TASK TO COMPLETE: Extract every line below that contains the word "icon".

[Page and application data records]
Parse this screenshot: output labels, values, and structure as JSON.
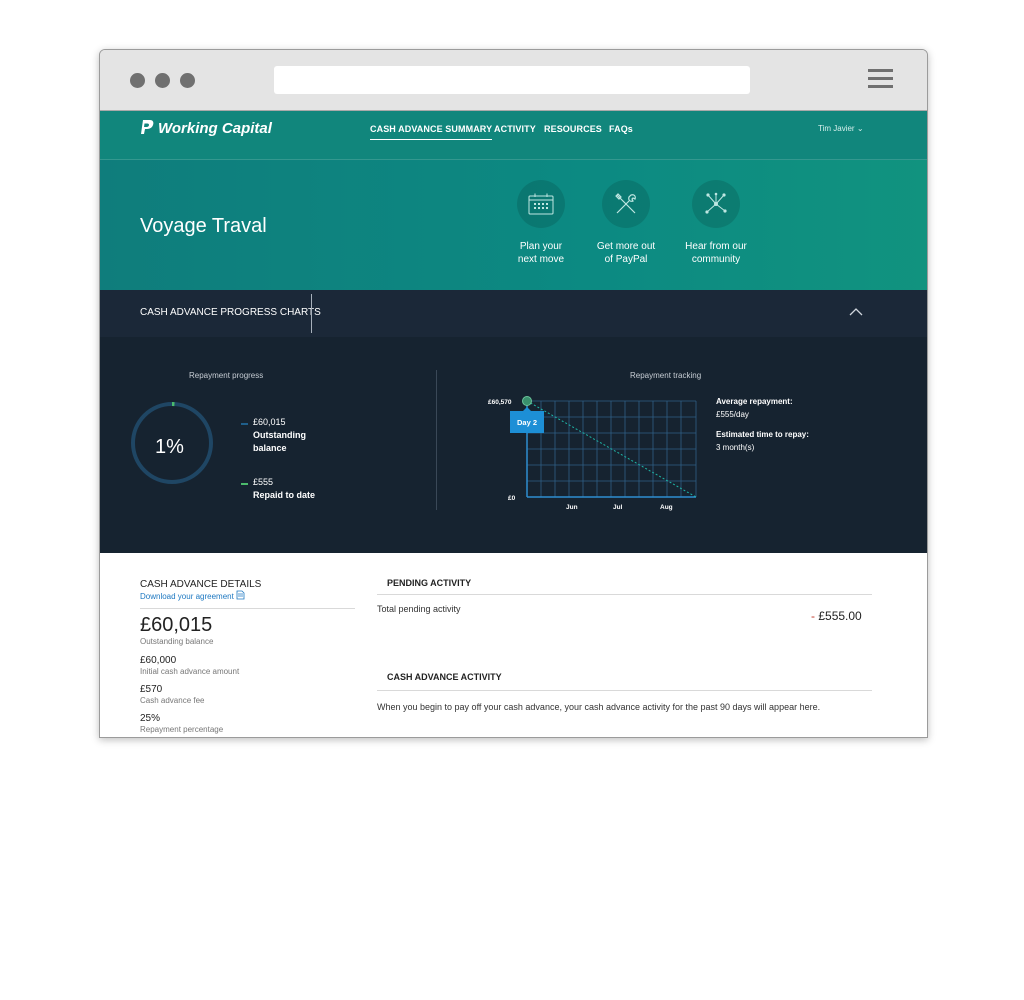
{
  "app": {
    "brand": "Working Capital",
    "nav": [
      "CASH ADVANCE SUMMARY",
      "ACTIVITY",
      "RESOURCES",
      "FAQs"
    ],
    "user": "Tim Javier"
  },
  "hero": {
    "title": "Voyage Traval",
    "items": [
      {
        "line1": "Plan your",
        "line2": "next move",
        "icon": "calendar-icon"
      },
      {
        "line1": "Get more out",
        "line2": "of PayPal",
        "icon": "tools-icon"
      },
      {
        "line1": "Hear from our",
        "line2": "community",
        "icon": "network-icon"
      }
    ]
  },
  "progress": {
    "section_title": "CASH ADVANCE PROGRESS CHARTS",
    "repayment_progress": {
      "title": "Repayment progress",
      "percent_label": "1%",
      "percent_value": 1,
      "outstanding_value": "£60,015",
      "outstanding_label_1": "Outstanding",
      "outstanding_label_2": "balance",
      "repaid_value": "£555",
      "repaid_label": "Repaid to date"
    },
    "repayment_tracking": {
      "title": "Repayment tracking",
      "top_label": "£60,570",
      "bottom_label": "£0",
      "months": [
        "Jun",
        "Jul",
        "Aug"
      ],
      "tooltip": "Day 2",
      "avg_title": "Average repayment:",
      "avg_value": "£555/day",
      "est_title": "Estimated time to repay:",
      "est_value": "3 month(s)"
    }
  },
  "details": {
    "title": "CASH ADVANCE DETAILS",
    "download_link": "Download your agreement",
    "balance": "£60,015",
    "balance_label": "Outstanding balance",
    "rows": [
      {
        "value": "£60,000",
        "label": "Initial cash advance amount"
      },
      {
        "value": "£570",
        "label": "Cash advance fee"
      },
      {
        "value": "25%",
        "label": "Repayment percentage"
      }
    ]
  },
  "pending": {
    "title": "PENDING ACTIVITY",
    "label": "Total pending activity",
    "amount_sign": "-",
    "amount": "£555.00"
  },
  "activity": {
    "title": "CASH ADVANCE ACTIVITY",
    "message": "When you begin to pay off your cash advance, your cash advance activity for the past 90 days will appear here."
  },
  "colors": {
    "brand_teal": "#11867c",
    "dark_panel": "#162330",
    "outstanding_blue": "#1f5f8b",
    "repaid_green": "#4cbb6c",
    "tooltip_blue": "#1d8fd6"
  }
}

RESULT OF THE TASK:
        "icon": "calendar-icon"
        "icon": "tools-icon"
        "icon": "network-icon"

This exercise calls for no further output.